Extreme weather events are now regularly in the news, while the latest IPCC report concluded that the time to prevent Earth’s temperature from raising more than 1.5C “is now or never”. At the same time, the State of Food Security and Nutrition in the World report for 2021 estimated that around 800 million people face hunger and malnutrition now. These are the main problems against which Oxfam Novib works. This negative scenario seemed even more challenging in 2021, with new spikes of the COVID-19 pandemic being felt in almost every locality throughout the world. Most countries put up severe measures to prevent infections and at the same time rolled out huge vaccination programs, but the pandemic still claimed millions of deaths and had a very strong impact, especially affecting the world’s poor. It also put at risk the possibilities for citizens to publicly meet and exercise their voice and in that sense affected the different activities that were planned as part of the SeedsGROW program.
Nonetheless, the different teams were better prepared than in 2020 and could efficiently leverage on the digital tools and mechanisms available, ensuring a high degree of engagement and participation at all levels. It has thus been possible to show positive results, in spite of the difficulties. With its different activities, SD=HS reached a total of 48,000 households in 2021 and improved their access and management of agrobiodiversity, contributing to more healthy diets and the resilience of their livelihoods. We estimate that in 2021 more than 260,000 households benefitted indirectly (with three-year totals that are close to the targets set for the whole program’s duration). Just as rewarding is that more than half of all beneficiaries are women and that the total figure rose slightly during the past 12 months, and that women lead the training processes in the different countries where we work. Up to 60% of all facilitators are women, and in some cases, as in Nepal, they make a total of up to 95%. SD=HS was also able to engage over 60 representatives of research institutions, farmer organizations, donor agencies and other in a debate on how to “bring farmers to the table” in agricultural research, leading to new partnerships in this area.
The same can be said of the GROW campaigns and advocacy efforts. In 2021, almost 20 million people were reached in different ways through the Global Campaign, and 234,000 people signed different petitions. Eleven food companies showed significant progress in terms of policies and commitments that aligned to Oxfam’s campaigning and advocacy efforts. The different initiatives put in place by Oxfam both at a national and at a global level, together with its partners, convinced large companies to publish their commitments to support women workers and farmers in their supply chains or to “close the living wage gaps”. The World Climate March was a great example of the synergies that can be achieved when connecting local and global efforts. In a year when physical participation in the Glasgow COP was very difficult, more than 17,000 people in over 40 countries signed up and joined and marched in the city where they live. Images and messages from these activities were projected around Glasgow during the COP and were also shared through social media. On land rights, 2021 claimed a big win as the Supreme Court of Peru issued a landmark ruling granting land titles to the Nuevo Andoas community and compensation for the land losses they had suffered.
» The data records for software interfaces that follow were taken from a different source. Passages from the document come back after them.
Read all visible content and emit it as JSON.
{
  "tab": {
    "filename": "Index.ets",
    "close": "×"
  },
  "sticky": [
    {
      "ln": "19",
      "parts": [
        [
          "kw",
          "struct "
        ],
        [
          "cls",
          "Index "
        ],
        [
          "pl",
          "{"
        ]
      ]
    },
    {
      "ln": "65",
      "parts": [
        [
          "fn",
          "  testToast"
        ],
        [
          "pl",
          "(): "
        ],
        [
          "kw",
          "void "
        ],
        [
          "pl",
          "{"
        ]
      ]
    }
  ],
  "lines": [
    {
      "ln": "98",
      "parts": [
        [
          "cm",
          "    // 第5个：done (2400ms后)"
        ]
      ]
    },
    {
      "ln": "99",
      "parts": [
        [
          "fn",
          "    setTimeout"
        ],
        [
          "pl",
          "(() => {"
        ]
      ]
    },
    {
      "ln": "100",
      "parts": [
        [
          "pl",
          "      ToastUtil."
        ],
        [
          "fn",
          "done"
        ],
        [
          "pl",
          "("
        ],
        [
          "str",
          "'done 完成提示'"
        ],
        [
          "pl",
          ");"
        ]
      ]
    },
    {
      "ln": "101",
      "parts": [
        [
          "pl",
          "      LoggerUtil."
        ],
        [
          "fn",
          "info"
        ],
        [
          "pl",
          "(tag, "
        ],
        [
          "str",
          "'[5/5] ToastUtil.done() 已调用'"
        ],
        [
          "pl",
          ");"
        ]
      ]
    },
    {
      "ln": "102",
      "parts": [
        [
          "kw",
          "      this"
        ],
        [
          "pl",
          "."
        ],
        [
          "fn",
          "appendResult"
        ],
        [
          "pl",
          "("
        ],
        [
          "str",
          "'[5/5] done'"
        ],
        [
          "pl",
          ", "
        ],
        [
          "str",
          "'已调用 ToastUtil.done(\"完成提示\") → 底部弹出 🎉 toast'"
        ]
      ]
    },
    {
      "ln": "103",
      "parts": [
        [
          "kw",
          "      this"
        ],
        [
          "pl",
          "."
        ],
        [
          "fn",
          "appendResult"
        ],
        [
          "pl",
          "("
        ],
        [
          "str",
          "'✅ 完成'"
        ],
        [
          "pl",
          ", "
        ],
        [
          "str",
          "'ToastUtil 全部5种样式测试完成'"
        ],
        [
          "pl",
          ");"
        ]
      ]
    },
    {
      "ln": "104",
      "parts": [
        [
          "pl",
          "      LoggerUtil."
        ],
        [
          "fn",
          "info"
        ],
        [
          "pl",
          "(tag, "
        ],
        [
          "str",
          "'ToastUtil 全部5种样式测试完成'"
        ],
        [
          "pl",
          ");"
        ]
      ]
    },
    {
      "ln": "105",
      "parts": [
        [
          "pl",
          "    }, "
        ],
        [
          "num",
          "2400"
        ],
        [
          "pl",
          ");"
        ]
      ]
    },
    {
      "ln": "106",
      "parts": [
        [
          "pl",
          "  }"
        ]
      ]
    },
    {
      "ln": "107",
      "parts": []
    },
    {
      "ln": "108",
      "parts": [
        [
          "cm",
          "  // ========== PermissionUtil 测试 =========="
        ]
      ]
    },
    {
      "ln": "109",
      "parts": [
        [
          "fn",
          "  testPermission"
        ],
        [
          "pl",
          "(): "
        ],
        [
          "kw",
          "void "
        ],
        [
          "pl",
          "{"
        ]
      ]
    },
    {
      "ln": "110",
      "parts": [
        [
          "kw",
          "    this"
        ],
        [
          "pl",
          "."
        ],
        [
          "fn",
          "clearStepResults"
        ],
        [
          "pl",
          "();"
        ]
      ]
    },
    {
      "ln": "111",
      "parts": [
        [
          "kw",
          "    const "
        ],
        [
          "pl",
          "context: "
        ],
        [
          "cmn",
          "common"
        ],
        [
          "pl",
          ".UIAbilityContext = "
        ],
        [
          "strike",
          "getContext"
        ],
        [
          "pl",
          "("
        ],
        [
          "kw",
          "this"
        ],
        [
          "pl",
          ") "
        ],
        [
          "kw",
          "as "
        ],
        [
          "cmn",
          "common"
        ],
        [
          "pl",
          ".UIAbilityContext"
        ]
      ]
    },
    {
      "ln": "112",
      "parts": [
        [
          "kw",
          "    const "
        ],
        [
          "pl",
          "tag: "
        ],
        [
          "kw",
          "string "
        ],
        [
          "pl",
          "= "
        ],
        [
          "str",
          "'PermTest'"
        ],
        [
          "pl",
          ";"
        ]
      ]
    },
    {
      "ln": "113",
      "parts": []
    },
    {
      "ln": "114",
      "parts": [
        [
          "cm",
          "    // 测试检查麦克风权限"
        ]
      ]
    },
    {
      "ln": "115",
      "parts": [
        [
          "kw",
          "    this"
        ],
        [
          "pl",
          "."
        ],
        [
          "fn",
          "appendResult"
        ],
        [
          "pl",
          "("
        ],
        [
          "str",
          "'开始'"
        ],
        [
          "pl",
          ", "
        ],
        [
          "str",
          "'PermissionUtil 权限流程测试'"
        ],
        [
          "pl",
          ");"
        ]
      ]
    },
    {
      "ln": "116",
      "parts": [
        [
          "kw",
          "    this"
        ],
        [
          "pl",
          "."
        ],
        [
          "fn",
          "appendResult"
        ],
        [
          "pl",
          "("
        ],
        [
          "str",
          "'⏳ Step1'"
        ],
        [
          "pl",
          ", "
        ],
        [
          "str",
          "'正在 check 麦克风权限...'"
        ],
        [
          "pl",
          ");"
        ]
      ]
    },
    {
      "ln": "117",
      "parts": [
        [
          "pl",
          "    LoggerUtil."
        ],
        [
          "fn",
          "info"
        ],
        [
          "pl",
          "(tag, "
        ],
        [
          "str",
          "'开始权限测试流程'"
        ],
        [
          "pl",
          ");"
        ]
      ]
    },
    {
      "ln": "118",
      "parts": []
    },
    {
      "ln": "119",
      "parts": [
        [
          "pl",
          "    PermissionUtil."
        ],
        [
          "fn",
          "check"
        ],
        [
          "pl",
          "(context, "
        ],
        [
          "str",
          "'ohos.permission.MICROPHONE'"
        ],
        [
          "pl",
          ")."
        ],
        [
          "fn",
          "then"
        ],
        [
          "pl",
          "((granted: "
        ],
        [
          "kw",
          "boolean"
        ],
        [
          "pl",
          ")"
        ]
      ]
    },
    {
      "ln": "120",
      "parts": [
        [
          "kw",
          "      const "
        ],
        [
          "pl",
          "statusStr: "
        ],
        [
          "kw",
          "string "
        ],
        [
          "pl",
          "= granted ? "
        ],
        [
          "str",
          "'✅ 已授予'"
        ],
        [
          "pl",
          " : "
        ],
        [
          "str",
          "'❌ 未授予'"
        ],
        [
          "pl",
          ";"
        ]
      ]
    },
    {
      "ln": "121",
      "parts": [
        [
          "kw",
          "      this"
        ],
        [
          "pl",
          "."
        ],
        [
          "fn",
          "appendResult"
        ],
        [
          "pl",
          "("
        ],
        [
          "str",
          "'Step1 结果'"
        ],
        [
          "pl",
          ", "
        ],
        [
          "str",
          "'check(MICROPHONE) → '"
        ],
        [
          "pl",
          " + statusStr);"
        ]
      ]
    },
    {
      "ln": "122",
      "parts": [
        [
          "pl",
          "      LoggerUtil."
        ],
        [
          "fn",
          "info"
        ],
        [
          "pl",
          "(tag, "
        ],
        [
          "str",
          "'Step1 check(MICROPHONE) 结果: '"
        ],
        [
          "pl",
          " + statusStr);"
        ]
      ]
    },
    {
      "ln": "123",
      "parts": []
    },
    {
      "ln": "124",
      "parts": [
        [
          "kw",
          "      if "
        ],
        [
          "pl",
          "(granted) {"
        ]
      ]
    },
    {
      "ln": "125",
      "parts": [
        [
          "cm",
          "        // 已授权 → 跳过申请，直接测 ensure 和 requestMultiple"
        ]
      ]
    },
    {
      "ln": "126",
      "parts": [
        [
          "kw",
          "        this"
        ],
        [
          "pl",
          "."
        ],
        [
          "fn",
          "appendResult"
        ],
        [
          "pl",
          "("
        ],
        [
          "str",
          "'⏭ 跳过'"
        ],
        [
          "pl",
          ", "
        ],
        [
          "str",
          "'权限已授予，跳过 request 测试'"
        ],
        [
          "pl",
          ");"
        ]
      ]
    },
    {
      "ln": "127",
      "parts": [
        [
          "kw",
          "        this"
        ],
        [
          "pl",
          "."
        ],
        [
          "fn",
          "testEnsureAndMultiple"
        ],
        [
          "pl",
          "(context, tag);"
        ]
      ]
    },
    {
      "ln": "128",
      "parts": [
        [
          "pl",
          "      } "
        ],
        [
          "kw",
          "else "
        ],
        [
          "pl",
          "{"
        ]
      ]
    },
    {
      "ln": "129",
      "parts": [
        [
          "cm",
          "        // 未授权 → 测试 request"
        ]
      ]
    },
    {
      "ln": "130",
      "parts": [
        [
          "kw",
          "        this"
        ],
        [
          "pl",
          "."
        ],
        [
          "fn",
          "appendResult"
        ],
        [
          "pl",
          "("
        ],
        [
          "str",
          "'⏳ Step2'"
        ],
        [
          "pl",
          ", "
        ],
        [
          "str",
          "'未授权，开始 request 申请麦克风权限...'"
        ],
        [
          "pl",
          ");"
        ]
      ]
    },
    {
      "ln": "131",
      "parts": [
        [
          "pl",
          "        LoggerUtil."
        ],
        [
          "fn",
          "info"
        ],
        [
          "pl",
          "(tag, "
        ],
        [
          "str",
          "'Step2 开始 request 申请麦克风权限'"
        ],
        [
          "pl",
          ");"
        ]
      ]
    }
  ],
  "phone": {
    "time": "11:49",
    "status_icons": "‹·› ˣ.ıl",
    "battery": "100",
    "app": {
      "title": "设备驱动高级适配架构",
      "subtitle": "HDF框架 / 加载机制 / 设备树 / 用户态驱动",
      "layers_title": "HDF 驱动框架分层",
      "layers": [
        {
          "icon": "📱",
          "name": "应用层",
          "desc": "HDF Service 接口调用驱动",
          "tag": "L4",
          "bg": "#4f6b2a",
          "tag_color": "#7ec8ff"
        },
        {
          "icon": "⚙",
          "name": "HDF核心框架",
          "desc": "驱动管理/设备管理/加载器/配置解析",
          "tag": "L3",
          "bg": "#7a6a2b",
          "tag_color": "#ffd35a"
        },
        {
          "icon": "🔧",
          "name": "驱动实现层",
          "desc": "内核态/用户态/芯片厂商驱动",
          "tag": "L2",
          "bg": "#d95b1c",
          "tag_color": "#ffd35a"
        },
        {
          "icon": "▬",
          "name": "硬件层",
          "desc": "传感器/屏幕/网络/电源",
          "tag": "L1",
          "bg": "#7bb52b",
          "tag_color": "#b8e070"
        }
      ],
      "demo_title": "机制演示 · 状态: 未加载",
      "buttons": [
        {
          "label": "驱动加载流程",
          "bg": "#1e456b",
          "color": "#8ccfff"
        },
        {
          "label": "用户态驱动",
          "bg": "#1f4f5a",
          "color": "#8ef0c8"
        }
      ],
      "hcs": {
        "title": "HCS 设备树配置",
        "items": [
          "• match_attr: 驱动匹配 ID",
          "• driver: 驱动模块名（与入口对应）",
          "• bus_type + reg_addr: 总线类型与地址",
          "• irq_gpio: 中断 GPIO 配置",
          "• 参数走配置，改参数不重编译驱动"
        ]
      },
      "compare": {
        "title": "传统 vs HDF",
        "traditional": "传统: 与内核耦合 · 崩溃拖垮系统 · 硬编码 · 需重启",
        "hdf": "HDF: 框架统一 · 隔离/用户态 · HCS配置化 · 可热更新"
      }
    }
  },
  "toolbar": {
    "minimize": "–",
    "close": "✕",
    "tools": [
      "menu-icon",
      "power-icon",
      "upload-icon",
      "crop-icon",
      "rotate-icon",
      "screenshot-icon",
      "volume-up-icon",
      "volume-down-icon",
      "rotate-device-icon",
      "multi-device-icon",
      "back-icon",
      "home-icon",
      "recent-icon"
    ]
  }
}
These wins are crucial for our efforts to address impunity in different countries as well.
In 2021 we also conducted the program’s Mid Term Review, looking at the 2019-2021 period. The evaluation team ran individual interviews and focus group discussions with more than 150 participants in the GROW project, confirming the relevance of the three pathways. The report validates the strategic direction and prioritization of the program and of the broader campaign, pointing at the need to continue working to influence the agroindustry, the IFIs and governments on the selected topics of land rights, climate finance, and food systems. Looking at the SD=HS activities, the evaluators discussed with country office representatives, facilitators and FFS participants, collecting 342 stories showing the impact that SD=HS has had on their lives. The report concluded that the participatory plant breeding program has many positive results to show, and that it is clearly responding to the needs and rights of indigenous peoples, smallholder farmers, women and youth. It concludes that the logic of the Theory of Change of SD=HS is “impeccable” but also a long term one, requiring the capacity and commitment of all stakeholders to engage in a long-term process. These findings, observations and recommendations are already being used by the teams to guide the program in 2022 and further strengthen it, and to inform the development of a next phase.